on 8 June 2005
This is much lighter fare than this reader is used to from Madeline Hunter. The novel is smartly paced, brimful of fun and laughter and once again well-researched. However, one misses the intensity and heart of other novels. Ewan, the darkly handsome prince of pleasure, tackles a brand new responsibility. Bride, passionately beautiful and dead set against being a 'responsibility that needs to be tackled' refuses Ewan's assistance in settling her and her sisters. Circumstances force her to review her stand and Ewan snaps up 'the invitation' to spin a leisurely and passionate seduction. Bride, however, has a lot of pressing issues on her mind, the least of them the 'prince of pleasure'. Ewan and Bride are compelled to work together on an assignment, even if the assignment is precisely what is keeping them apart. And so, hampered by trial and error they eventually manage to find the love that their torrid love affair promised. In comparison with other novels of Madeline Hunter, the reader found this story tame. Ewan lacks the forceful presence of "the hero of an historical romance". For example, he does not have the brooding intensity of an Adrian (main protagonist of THE CHARMER) or the dark mystery of a John (main protagonist of THE SEDUCER). It is only much later in the novel that the reader is convinced that there IS more to Ewan than the 'lord of sin'-appellation. Bride comes across as brittle and self-absorbed and does not seem to have the compassion and vulnerability inherent in the strength and passion of "the heroine of an historical romance" - unless it impacts directly on her sisters. However, this is to the mind of this reader.

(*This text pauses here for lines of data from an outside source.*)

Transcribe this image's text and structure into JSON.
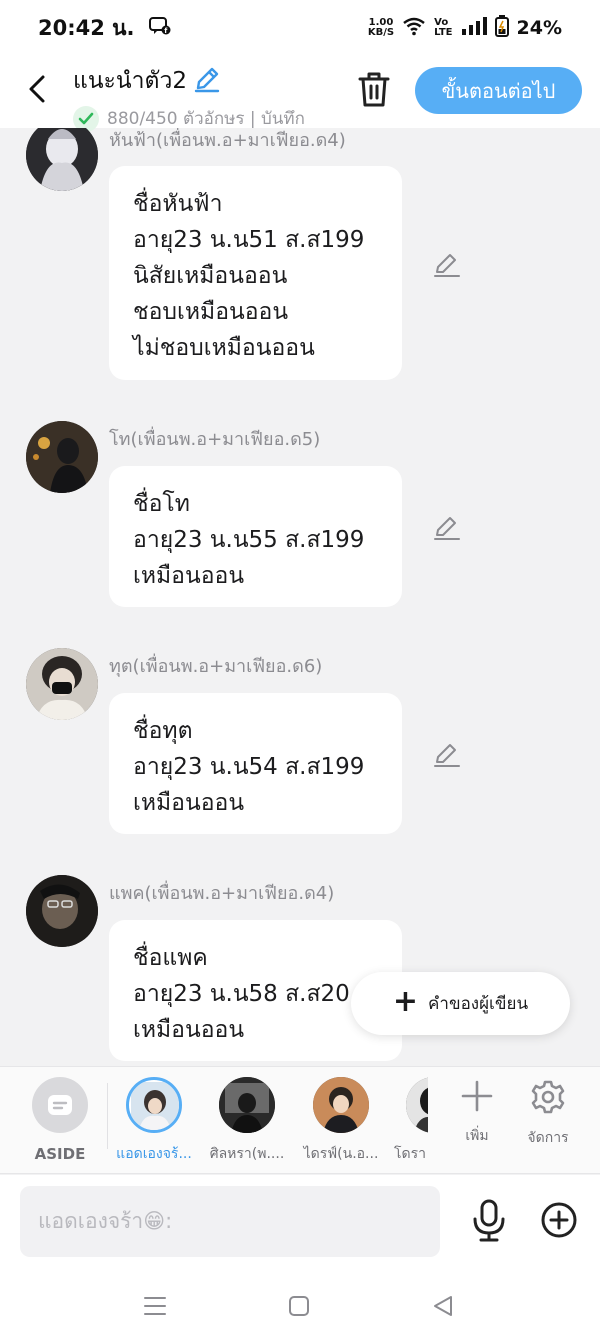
{
  "status_bar": {
    "time": "20:42 น.",
    "net_speed_value": "1.00",
    "net_speed_unit": "KB/S",
    "volte_top": "Vo",
    "volte_bottom": "LTE",
    "battery": "24%"
  },
  "header": {
    "title": "แนะนำตัว2",
    "subtitle": "880/450 ตัวอักษร | บันทึก",
    "next_label": "ขั้นตอนต่อไป"
  },
  "messages": [
    {
      "sender": "หันฟ้า(เพื่อนพ.อ+มาเฟียอ.ด4)",
      "lines": [
        "ชื่อหันฟ้า",
        "อายุ23 น.น51 ส.ส199",
        "นิสัยเหมือนออน",
        "ชอบเหมือนออน",
        "ไม่ชอบเหมือนออน"
      ]
    },
    {
      "sender": "โท(เพื่อนพ.อ+มาเฟียอ.ด5)",
      "lines": [
        "ชื่อโท",
        "อายุ23 น.น55 ส.ส199",
        "เหมือนออน"
      ]
    },
    {
      "sender": "ทุต(เพื่อนพ.อ+มาเฟียอ.ด6)",
      "lines": [
        "ชื่อทุต",
        "อายุ23 น.น54 ส.ส199",
        "เหมือนออน"
      ]
    },
    {
      "sender": "แพค(เพื่อนพ.อ+มาเฟียอ.ด4)",
      "lines": [
        "ชื่อแพค",
        "อายุ23 น.น58 ส.ส20",
        "เหมือนออน"
      ]
    }
  ],
  "author_note": {
    "label": "คำของผู้เขียน"
  },
  "characters": {
    "aside_label": "ASIDE",
    "items": [
      {
        "name": "แอดเองจร้...",
        "selected": true
      },
      {
        "name": "ศิลหรา(พ...."
      },
      {
        "name": "ไดรฟ์(น.อ..."
      },
      {
        "name": "โดรา"
      }
    ],
    "add_label": "เพิ่ม",
    "manage_label": "จัดการ"
  },
  "input": {
    "placeholder": "แอดเองจร้า😁:"
  },
  "colors": {
    "accent": "#57aef5",
    "background": "#f2f2f3",
    "bubble": "#ffffff",
    "check": "#2fb85a"
  },
  "icons": [
    "back-arrow-icon",
    "pencil-icon",
    "check-icon",
    "trash-icon",
    "edit-icon",
    "plus-icon",
    "gear-icon",
    "mic-icon",
    "add-circle-icon",
    "menu-icon",
    "home-square-icon",
    "back-triangle-icon"
  ]
}
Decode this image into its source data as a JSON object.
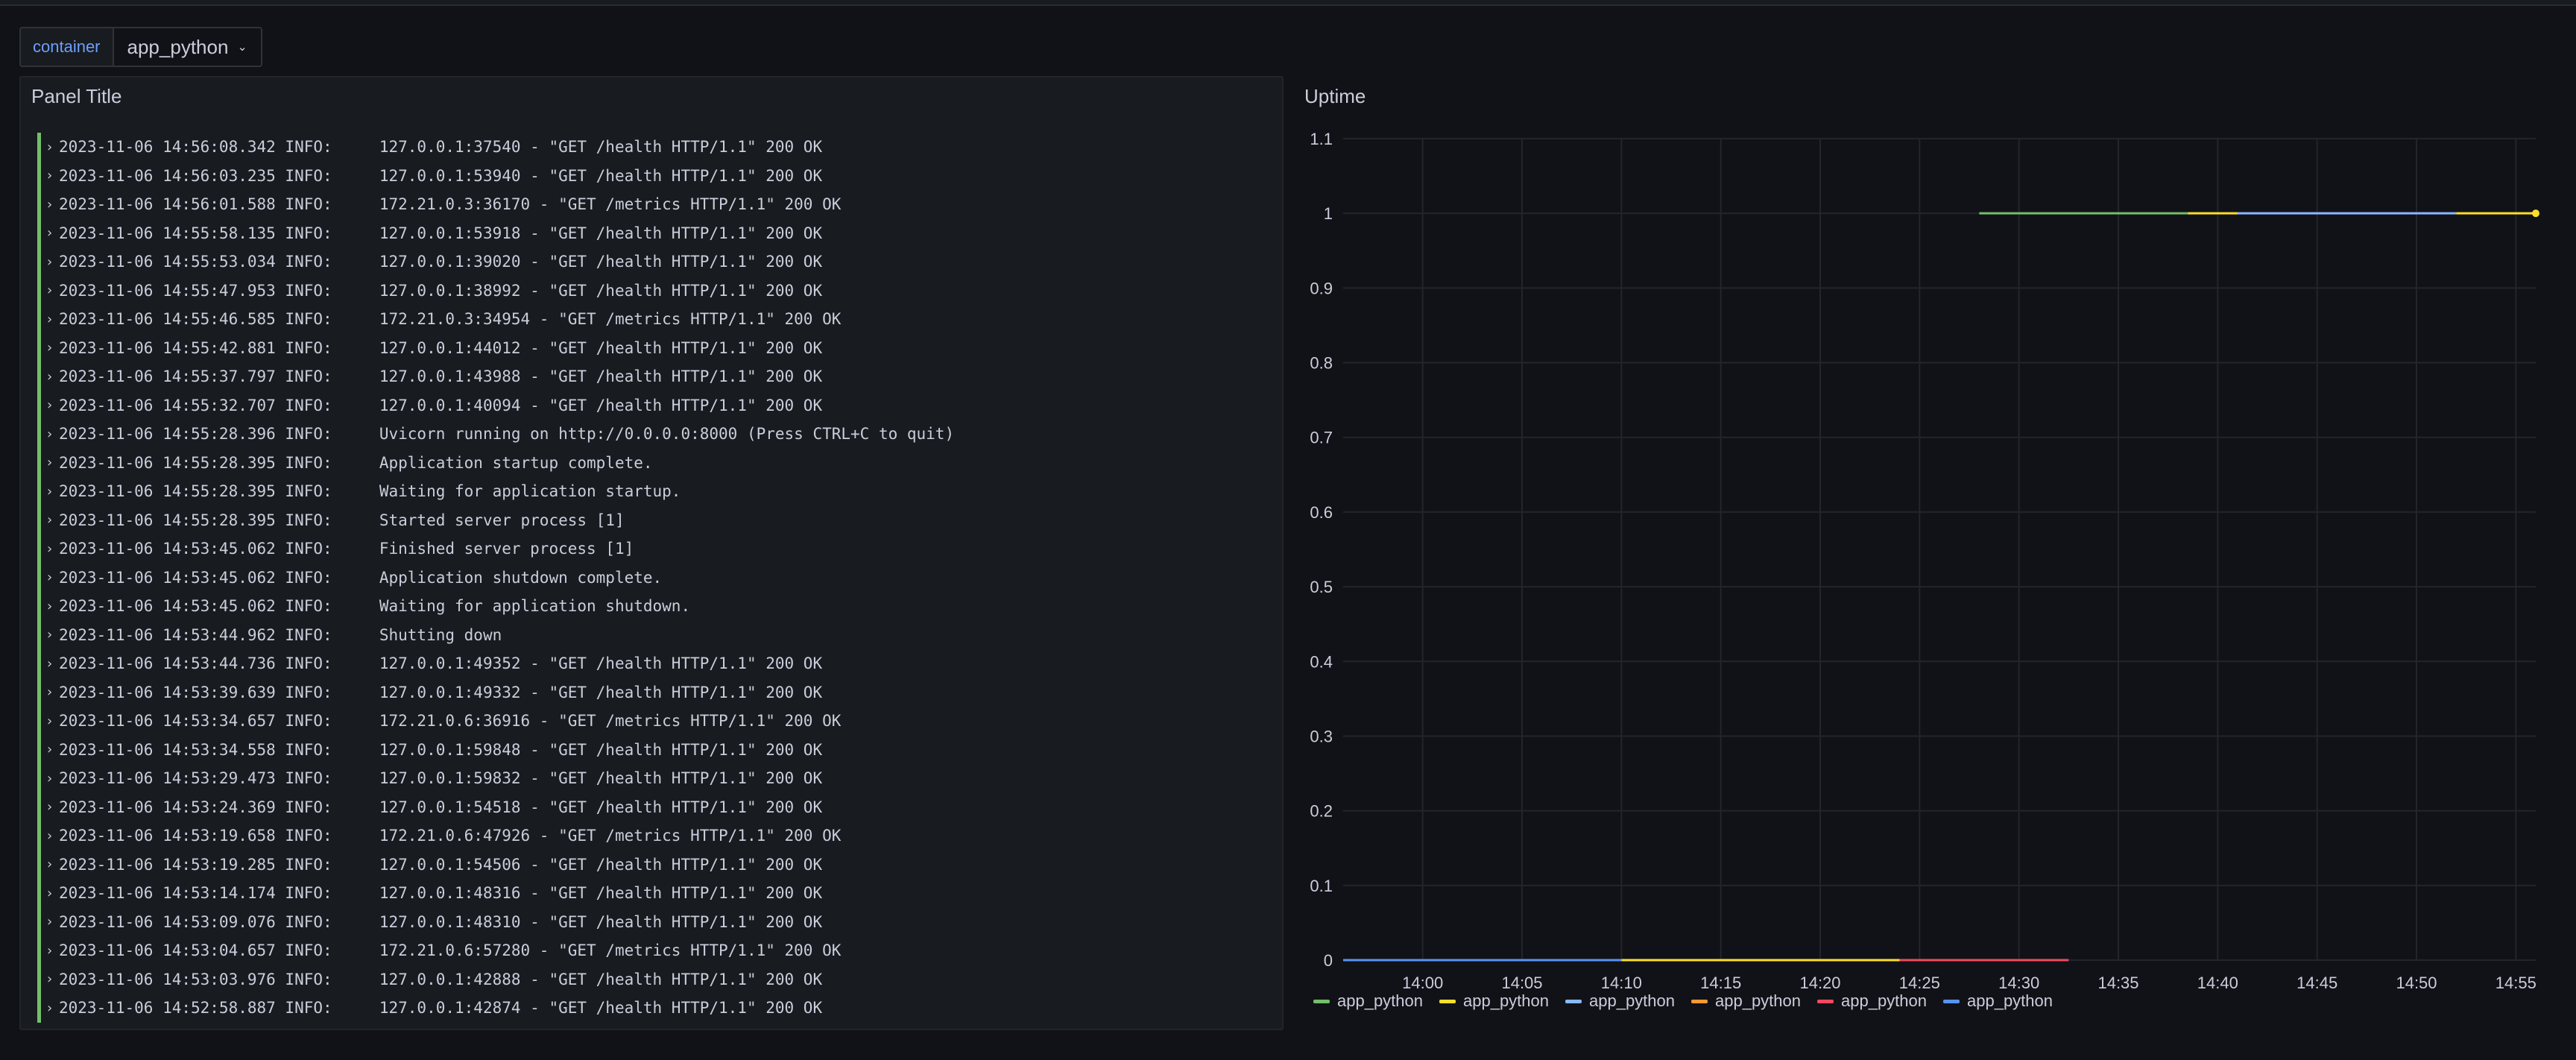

If one does manage to buy into the characters, the novel should be highly enjoyable. As is, the novel is still much better than many others published in this genre.